by | Jan 24, 2014 | Other News

Gil Troy

This is one of five op-eds that appeared in The Times of Israel (and now, Jewish News). It is reprinted with permission. Gil Troy is part of the Community Relations Council’s Israel Today Forum. 

Even nations need recognition, right?

We exist in the world as individual human beings without the need for any special acknowledgement. Yet if we want to participate as lawyers, doctors, teachers, etc., society requires that we fulfill certain academic/ professional criteria in order to receive a license or certification.

The same is true with groups that have distinct languages, cultures, religions and shared historical experiences. Not all groups achieve official statehood recognition from the international community. But the Jewish people have received such recognition in multiple ways over a long period of time.

Zionism, the movement of Jewish nationalism, began in its modern form in the 19th century, as the very idea of nationalism began to spread throughout Europe. In the 20th century, international proclamations and commissions validated this movement. The Balfour Declaration of 1917, which called for “establishment in Palestine of a national home for the Jewish people,” was endorsed by the U.S. Congress in 1922 and formally adopted by the Council of the League of Nations in July 1922 that established the British Mandate for Palestine. The Mandate’s preamble recognized the “historical connection of the Jewish people with Palestine” and the “grounds for reconstituting their national home in that country.”

Any ideas of creating a bi-national, Jewish-Arab state in Palestine were quickly discarded as the local Palestinian community reacted violently to the Mandate. Great Britain convened the Peel Commission in 1936 following a particularly severe outbreak of Arab violence. The Commission issued a report the following year, which argued that the best arrangement in Mandatory Palestine would be partition leading to creation of a “Jewish State.”

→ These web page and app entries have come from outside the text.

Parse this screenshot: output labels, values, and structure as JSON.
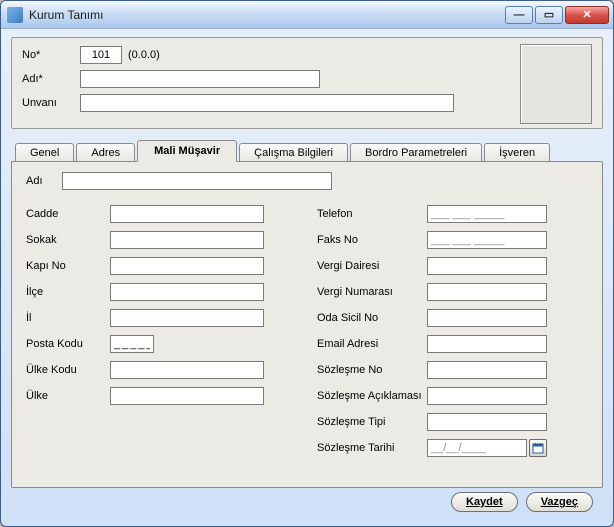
{
  "window": {
    "title": "Kurum Tanımı"
  },
  "header": {
    "no_label": "No*",
    "no_value": "101",
    "no_suffix": "(0.0.0)",
    "adi_label": "Adı*",
    "adi_value": "",
    "unvani_label": "Unvanı",
    "unvani_value": ""
  },
  "tabs": {
    "genel": "Genel",
    "adres": "Adres",
    "mali": "Mali Müşavir",
    "calisma": "Çalışma Bilgileri",
    "bordro": "Bordro Parametreleri",
    "isveren": "İşveren"
  },
  "mali": {
    "adi_label": "Adı",
    "adi_value": "",
    "left": {
      "cadde_label": "Cadde",
      "cadde_value": "",
      "sokak_label": "Sokak",
      "sokak_value": "",
      "kapino_label": "Kapı No",
      "kapino_value": "",
      "ilce_label": "İlçe",
      "ilce_value": "",
      "il_label": "İl",
      "il_value": "",
      "postakodu_label": "Posta Kodu",
      "postakodu_value": "_____",
      "ulkekodu_label": "Ülke Kodu",
      "ulkekodu_value": "",
      "ulke_label": "Ülke",
      "ulke_value": ""
    },
    "right": {
      "telefon_label": "Telefon",
      "telefon_value": "___ ___ _____",
      "faks_label": "Faks No",
      "faks_value": "___ ___ _____",
      "vergidairesi_label": "Vergi Dairesi",
      "vergidairesi_value": "",
      "verginumarasi_label": "Vergi Numarası",
      "verginumarasi_value": "",
      "odasicil_label": "Oda Sicil No",
      "odasicil_value": "",
      "email_label": "Email Adresi",
      "email_value": "",
      "sozlesmeno_label": "Sözleşme No",
      "sozlesmeno_value": "",
      "sozlesmeacik_label": "Sözleşme Açıklaması",
      "sozlesmeacik_value": "",
      "sozlesmetipi_label": "Sözleşme Tipi",
      "sozlesmetipi_value": "",
      "sozlesmetarihi_label": "Sözleşme Tarihi",
      "sozlesmetarihi_value": "__/__/____"
    }
  },
  "buttons": {
    "save": "Kaydet",
    "cancel": "Vazgeç"
  }
}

The concept of one democratic, bi-national state for Jews and Palestinians continues to hold appeal in some quarters. But Jews and Palestinians represent such fundamentally different national groupings, with distinctive languages, cultures, religious traditions and historical narratives that trying to meld them into a cohesive state would be a prescription for endless strife. The leadership of both peoples recognize—as the international community understood even during the days of the British Mandate — separation is by far the preferred course of action. Indeed, the United Nations Special Committee on Palestine (UNSCOP), whose report formed the basis of the later UN partition resolution, explained that, “Only by means of partition can these conflicting national aspirations find substantial expression and qualify both peoples to take their places as independent nations in the international community and in the United Nations.”

As a result, the UN General Assembly in 1947, by a vote of 33-13 (10 abstentions), adopted Resolution 181 that called for the creation of a Jewish and an Arab state in Mandatory Palestine. Thus, the UN extended its formal imprimatur to the notion of a Jewish state, something it has not done with other states. Israel’s formal application for membership in the UN, as submitted to the Security Council, referred to “the natural and historic right of the Jewish people to independence in its own sovereign state.”

U.S. administrations and Congresses down through the years consistently supported the concept of Jewish statehood. In his landmark speech in Jerusalem in March, 2013, President Obama declared, “for the Jewish people, the journey to the promise of the state of Israel wound through countless generations. It involves centuries of suffering and exile, prejudice and pogroms and even genocide. Through it all, the Jewish people sustained their unique identity and traditions, as well as a longing to return home. And while Jews achieved extraordinary success in many parts of the world, the dream of true freedom finally found its full expression in the Zionist idea—to be a free people in your homeland.… Meanwhile, Palestinians must recognize that Israel will be a Jewish state and that Israelis have the right to insist upon their security.”

Peace agreements have been reached between Israel and two of its Arab neighbors— Egypt and Jordan—and the Oslo Accords of 1993 provide a framework for resolving the Israeli-Palestinian conflict. The wider Arab world has expressed an interest in normalizing relations with Israel contingent on an Israeli-Palestinian peace agreement. Yet many extremist elements remain, refusing to recognize the legitimacy of Jewish national self-determination in the state of Israel, arguing erroneously that Jews are foreign interlopers undertaking a classic European colonial strategy and displacing the native population.

The extremists’ refusal, which makes the task of achieving peace much more difficult, is ironic in light of the Arab world’s insistence on recognition for Palestinian national rights. Again, mutual respect and recognition should be our standard.

by Gil Troy and Martin J. Raffel